▶ _Requirement_:
Copy each line of the records that contains the word "chuyện".
- Opening Delimiter -
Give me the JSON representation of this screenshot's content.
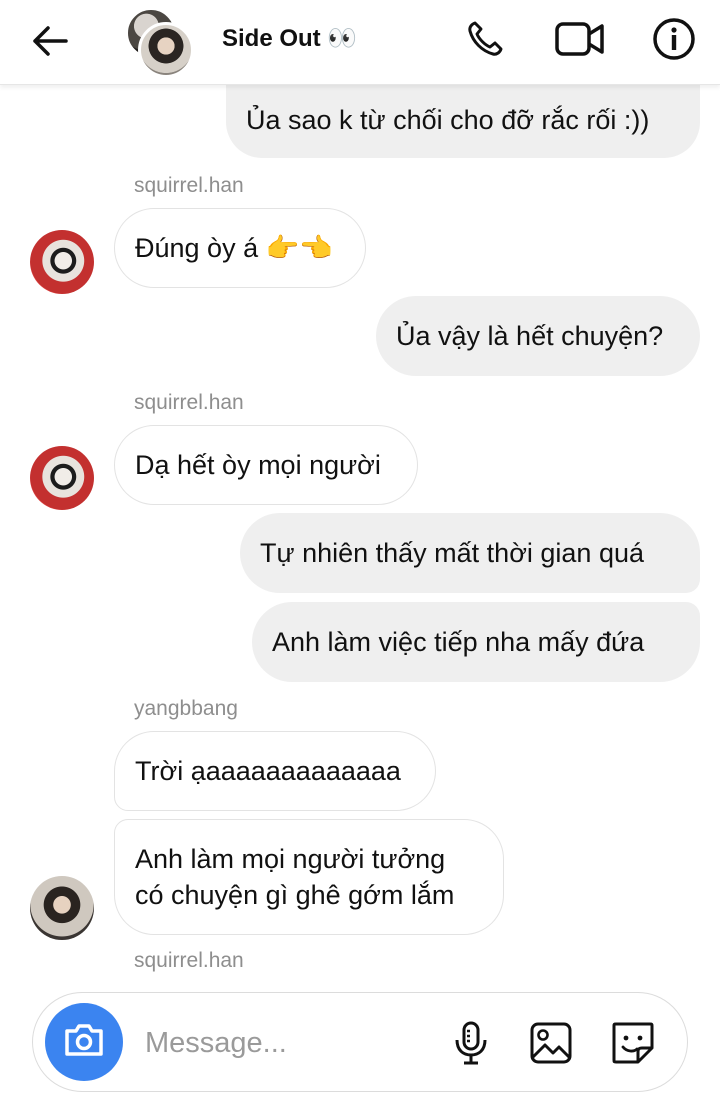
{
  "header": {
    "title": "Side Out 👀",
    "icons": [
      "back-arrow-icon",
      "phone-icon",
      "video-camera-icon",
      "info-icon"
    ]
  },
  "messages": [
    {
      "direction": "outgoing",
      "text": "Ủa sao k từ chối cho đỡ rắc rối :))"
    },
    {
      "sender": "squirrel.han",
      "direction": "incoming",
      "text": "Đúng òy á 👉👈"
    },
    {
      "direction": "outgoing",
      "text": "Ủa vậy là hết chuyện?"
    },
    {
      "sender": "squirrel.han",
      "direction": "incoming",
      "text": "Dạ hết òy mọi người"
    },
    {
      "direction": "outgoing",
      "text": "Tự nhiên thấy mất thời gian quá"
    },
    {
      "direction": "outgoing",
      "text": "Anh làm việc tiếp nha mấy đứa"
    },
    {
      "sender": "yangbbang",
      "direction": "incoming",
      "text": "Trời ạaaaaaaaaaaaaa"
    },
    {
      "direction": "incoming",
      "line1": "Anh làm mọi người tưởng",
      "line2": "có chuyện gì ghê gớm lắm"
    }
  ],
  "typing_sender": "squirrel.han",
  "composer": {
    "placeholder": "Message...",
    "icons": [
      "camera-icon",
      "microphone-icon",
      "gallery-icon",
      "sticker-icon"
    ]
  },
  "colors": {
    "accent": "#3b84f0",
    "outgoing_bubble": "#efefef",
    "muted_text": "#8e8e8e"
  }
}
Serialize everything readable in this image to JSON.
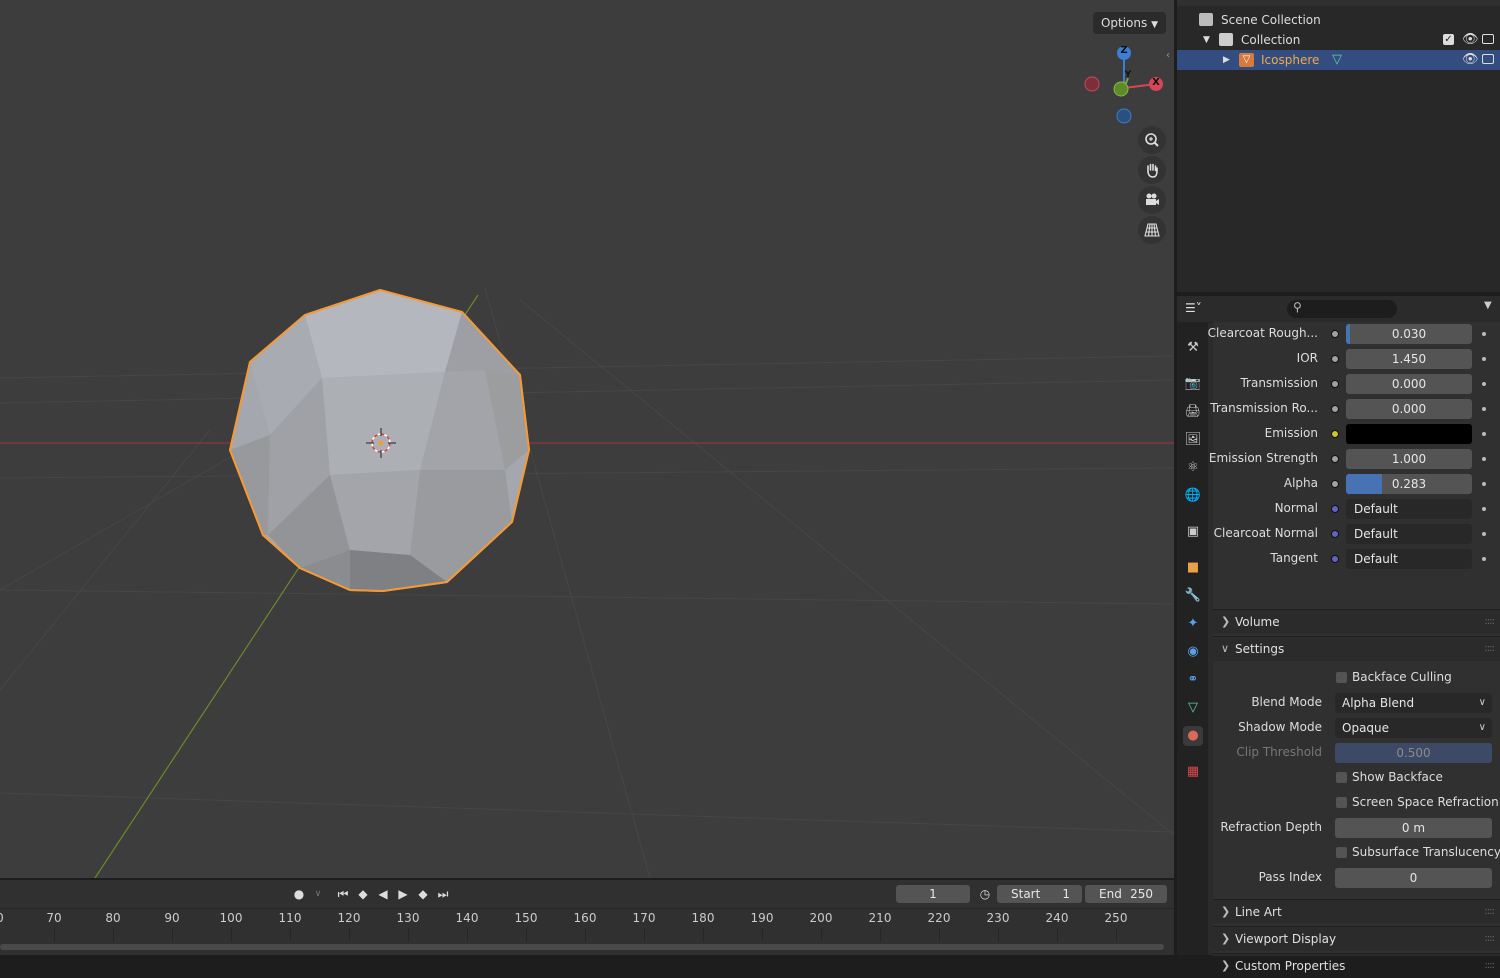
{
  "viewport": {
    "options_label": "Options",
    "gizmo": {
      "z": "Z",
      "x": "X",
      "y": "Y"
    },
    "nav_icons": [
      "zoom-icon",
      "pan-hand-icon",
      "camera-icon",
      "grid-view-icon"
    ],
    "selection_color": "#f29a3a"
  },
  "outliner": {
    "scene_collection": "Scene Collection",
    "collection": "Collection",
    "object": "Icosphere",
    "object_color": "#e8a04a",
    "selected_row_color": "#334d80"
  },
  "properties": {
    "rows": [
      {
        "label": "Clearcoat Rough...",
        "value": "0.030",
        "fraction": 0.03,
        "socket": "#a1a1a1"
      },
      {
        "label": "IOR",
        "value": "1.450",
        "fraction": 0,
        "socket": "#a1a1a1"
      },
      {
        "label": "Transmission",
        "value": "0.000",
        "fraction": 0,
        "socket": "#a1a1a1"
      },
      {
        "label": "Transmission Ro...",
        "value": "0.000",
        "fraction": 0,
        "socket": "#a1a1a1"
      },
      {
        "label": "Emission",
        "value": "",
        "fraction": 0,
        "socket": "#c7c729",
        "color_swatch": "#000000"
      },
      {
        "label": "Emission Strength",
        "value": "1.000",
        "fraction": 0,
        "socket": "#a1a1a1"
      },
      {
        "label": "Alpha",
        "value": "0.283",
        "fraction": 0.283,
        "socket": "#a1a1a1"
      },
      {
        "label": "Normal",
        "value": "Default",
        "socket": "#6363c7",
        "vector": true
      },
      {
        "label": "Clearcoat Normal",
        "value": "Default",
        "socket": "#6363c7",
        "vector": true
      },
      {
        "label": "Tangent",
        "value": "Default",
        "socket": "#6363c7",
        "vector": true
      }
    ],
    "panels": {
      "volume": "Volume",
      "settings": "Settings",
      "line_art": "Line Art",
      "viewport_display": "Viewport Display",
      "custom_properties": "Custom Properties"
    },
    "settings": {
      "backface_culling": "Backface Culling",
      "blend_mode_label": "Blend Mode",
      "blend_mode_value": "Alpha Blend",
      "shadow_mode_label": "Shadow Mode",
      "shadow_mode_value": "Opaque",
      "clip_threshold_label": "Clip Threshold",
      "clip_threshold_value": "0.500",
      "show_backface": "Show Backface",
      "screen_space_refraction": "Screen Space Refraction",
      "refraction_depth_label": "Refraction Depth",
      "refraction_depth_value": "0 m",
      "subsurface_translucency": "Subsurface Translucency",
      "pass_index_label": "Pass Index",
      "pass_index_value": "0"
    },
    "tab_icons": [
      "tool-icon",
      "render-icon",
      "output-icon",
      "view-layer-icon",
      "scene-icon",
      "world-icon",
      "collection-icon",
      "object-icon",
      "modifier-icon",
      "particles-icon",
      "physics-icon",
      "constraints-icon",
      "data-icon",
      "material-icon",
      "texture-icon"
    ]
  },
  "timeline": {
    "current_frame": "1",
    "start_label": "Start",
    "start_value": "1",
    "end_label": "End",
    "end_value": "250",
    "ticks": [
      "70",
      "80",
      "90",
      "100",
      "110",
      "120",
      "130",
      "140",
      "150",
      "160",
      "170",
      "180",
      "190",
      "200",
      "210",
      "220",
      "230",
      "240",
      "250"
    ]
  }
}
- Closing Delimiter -
▶ _Answer to this task_:
      "text": "Ủa vậy là hết chuyện?"
      "line2": "có chuyện gì ghê gớm lắm"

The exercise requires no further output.